What Bills Are Included and What Are The Bills About?

The first wave of legislation to implement those recommendations has three goals:

1. Eliminating most driver’s license suspensions (not related to public safety): HB 5846, HB 5847, HB 5848, HB 5849, HB 5850, HB 5851, HB 5852
2. Eliminating jail mandatory minimums: HB 5854, HB 5855, HB 5856, HB 5857, HB 5844
3. Removing incarceration in jail as an option for some traffic misdemeanor charges (where nobody was harmed or put at risk of harm) HB 5853

Why These Bills Matter

A large number of the underlying crimes in our state happen because of low-level misdemeanor charges. One of the most shocking findings from the task force research was that one of our largest drivers of jail incarceration in Michigan was driver license suspensions unrelated to public safety.

Imagine you were ticketed but were unable to pay. Months later, as a result of this failure to pay, your driver’s license was suspended, and you had to make the decision between driving to work without a license or staying home and getting fired. Like most people, you chose to go to work. Subsequently, you were pulled over and arrested for driving without a license. Stories like this play out across our state daily as hundreds of thousands of people fall into debt traps.

Another common driver of jail incarceration is the arrest of people for non-serious misdemeanors in Michigan. Too often, statutes enforce mandatory minimums on judges for those crimes. If it is a non-serious misdemeanor, and a judge thinks that a person’s release poses no public safety risk, why would we insist on incarceration at a cost to the taxpayer?

If we can substantially reduce the number of unnecessary incarcerations in our state, why wouldn’t we immediately endeavor to do so? All of us at Safe & Just Michigan enthusiastically support action on this first wave of legislation to implement the recommendations of the Task Force on Jail and Pretrial Incarceration.

Join Us To Learn About The Business Case For Criminal Justice Reform

On July 29 at noon, Safe & Just Michigan, along with co-sponsor Responsible Business Initiative for Justice, will host a webinar on the business case for supporting criminal justice reforms including Clean Slate, the proposals of the Michigan Joint Task Force on Jail and Pretrial Incarceration and other reforms.

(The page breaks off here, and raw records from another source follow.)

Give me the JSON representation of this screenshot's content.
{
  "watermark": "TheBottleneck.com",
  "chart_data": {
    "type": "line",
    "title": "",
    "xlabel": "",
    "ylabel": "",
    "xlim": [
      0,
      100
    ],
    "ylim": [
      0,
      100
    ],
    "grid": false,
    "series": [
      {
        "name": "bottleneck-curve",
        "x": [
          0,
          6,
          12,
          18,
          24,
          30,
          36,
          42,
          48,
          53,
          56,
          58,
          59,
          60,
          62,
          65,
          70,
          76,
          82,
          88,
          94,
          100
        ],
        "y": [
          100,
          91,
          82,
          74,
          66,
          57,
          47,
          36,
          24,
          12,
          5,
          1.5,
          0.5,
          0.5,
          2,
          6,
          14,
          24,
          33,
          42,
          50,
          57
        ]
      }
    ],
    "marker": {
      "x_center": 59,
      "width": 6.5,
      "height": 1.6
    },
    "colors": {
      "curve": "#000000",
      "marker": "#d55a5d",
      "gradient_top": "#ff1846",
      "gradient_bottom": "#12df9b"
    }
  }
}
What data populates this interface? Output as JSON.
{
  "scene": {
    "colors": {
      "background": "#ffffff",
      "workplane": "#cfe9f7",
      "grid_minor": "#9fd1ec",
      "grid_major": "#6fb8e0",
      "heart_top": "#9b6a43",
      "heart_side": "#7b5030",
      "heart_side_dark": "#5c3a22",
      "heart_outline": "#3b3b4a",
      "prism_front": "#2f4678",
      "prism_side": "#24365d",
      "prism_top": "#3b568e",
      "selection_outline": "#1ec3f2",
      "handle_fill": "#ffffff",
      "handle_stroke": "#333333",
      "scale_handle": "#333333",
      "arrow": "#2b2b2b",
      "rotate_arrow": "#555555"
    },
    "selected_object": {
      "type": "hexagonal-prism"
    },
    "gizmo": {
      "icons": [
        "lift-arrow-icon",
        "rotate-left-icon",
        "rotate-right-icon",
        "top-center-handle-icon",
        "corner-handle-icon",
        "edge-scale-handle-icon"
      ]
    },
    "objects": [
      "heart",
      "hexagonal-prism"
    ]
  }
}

Safe & Just Michigan Executive Director John S. Cooper will moderate a discussion with panelists Jahaun McKinley, Senior Lean Manufacturing Manager for Cascade Industries; Jeffrey Korzenik, Chief Investment Strategist for Fifth Third Bank; Jon Meyer, Assistant Production Manager for Abcor Industries; and Tammy Britton, Workforce Development Project Manager for Talent 2025.

To join us, please go to http://bit.ly/CRJBusiness to register and get the Zoom link.

Visit our website at www.safeandjustmi.org. If you would like to join Safe & Just Michigan’s efforts, please contact us at
 info@safeandjustmi.org or sign up for our electronic communications at bit.ly/sjmsignup.